“We have learned that a good number of our unidentified juveniles were never reported missing to police, for countless reasons, so relying solely on searching missing persons reports is not sufficient enough,” she said.
Since 2018, she said, the center has witnessed more than 32 cases of unidentified juveniles having their names returned as a result of genealogy efforts. She said the case of Danny Armantrout represented the oldest unidentified juvenile case the center had known to be resolved.
The last time Hamilton saw Danny was when he was home from military service for a couple of weeks during Christmas break in 1960, shortly before the youngest brother ran away. The two went into the mountains by their rural home in Tennessee to go squirrel shooting, one of their favorite activities. One of their only activities, actually. They were dirt poor. There was no TV. No phone. Few other kids around.
Hamilton said that Danny didn’t say anything to him about running away but that he knew Danny made the same calculation the older brothers had already made: They could stick around and take the abuse or try life on their own.
“It wasn’t much of a choice,” Hamilton said.
Hamilton, and the town that laid the boy to rest the first time, will say goodbye again by dedicating a grave cover, this one with a name attached and this time with a loved one present.
The granite slab will have the name of the brothers’ biological father, Armantrout. Hamilton was the name of their abusive stepfather, Hamilton said. It’s too late for a name change for himself, he said, as he is well established in the world as Don Hamilton, but he wanted his little brother to escape the name, at least at his grave site.
Hamilton plans to drive his motor home to Centreville for the ceremony, scheduled for Dec. 28, which would have been Danny’s 76th birthday.

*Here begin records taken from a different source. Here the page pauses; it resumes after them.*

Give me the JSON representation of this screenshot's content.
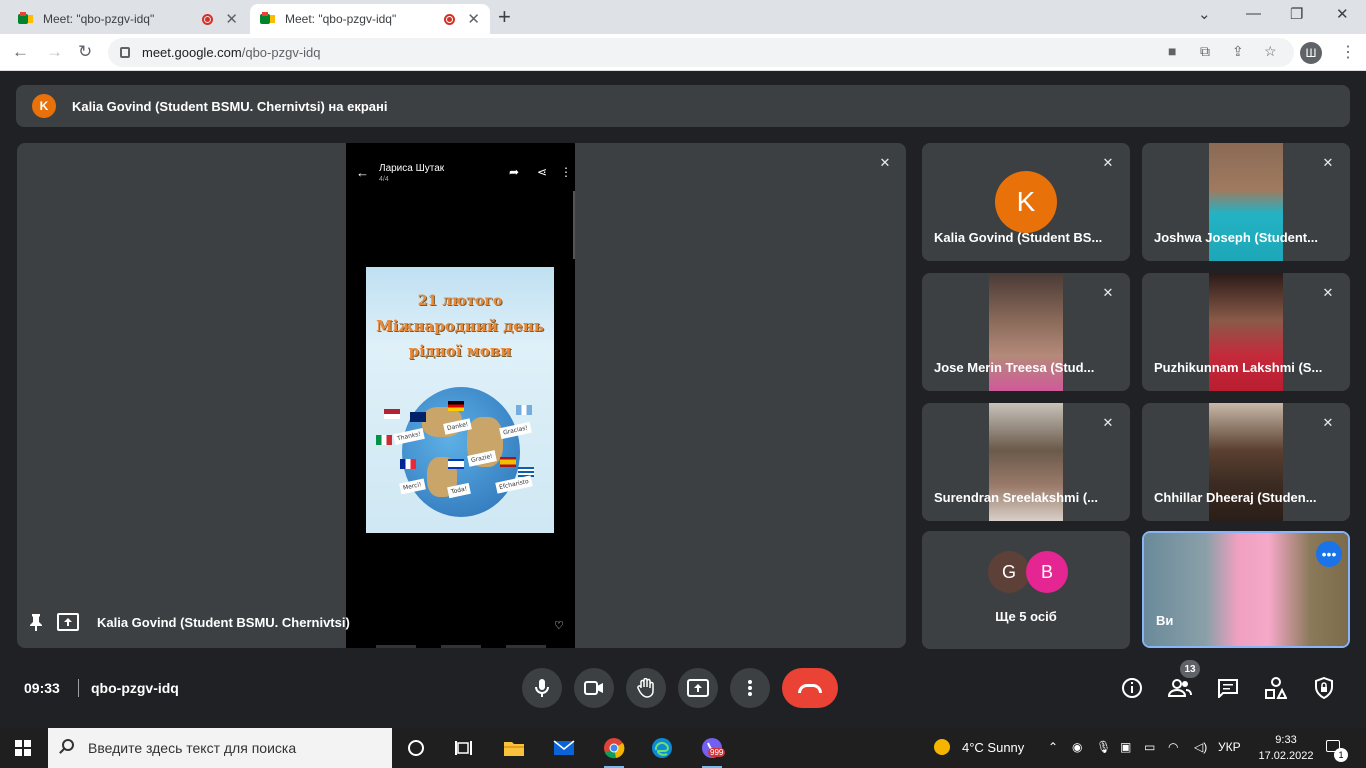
{
  "browser": {
    "tabs": [
      {
        "title": "Meet: \"qbo-pzgv-idq\"",
        "active": false
      },
      {
        "title": "Meet: \"qbo-pzgv-idq\"",
        "active": true
      }
    ],
    "new_tab": "+",
    "url_host": "meet.google.com",
    "url_path": "/qbo-pzgv-idq",
    "profile_initial": "Ш"
  },
  "banner": {
    "avatar_initial": "K",
    "text": "Kalia Govind (Student BSMU. Chernivtsi) на екрані"
  },
  "stage": {
    "presenter": "Kalia Govind (Student BSMU. Chernivtsi)",
    "phone": {
      "name": "Лариса Шутак",
      "count": "4/4",
      "poster_line1": "21 лютого",
      "poster_line2": "Міжнародний день",
      "poster_line3": "рідної мови",
      "notes": [
        "Thanks!",
        "Danke!",
        "Gracias!",
        "Grazie!",
        "Merci!",
        "Toda!",
        "Efcharisto"
      ]
    }
  },
  "participants": [
    {
      "name": "Kalia Govind (Student BS...",
      "avatar": "K",
      "has_video": false
    },
    {
      "name": "Joshwa Joseph (Student...",
      "has_video": true
    },
    {
      "name": "Jose Merin Treesa (Stud...",
      "has_video": true
    },
    {
      "name": "Puzhikunnam Lakshmi (S...",
      "has_video": true
    },
    {
      "name": "Surendran Sreelakshmi (...",
      "has_video": true
    },
    {
      "name": "Chhillar Dheeraj (Studen...",
      "has_video": true
    }
  ],
  "more": {
    "avatars": [
      "G",
      "B"
    ],
    "label": "Ще 5 осіб"
  },
  "self": {
    "label": "Ви"
  },
  "bottom": {
    "time": "09:33",
    "meeting_code": "qbo-pzgv-idq",
    "people_count": "13"
  },
  "taskbar": {
    "search_placeholder": "Введите здесь текст для поиска",
    "weather": "4°C  Sunny",
    "lang": "УКР",
    "time": "9:33",
    "date": "17.02.2022",
    "notifications": "1",
    "viber_badge": "999"
  },
  "colors": {
    "meet_bg": "#202124",
    "tile_bg": "#3c4043",
    "accent_orange": "#e8710a",
    "end_red": "#ea4335",
    "self_border": "#8ab4f8"
  }
}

“I’m sad because I won’t ever get to see my brother alive,” he said. “My heart feels good I’m going to be able to bless his grave site.”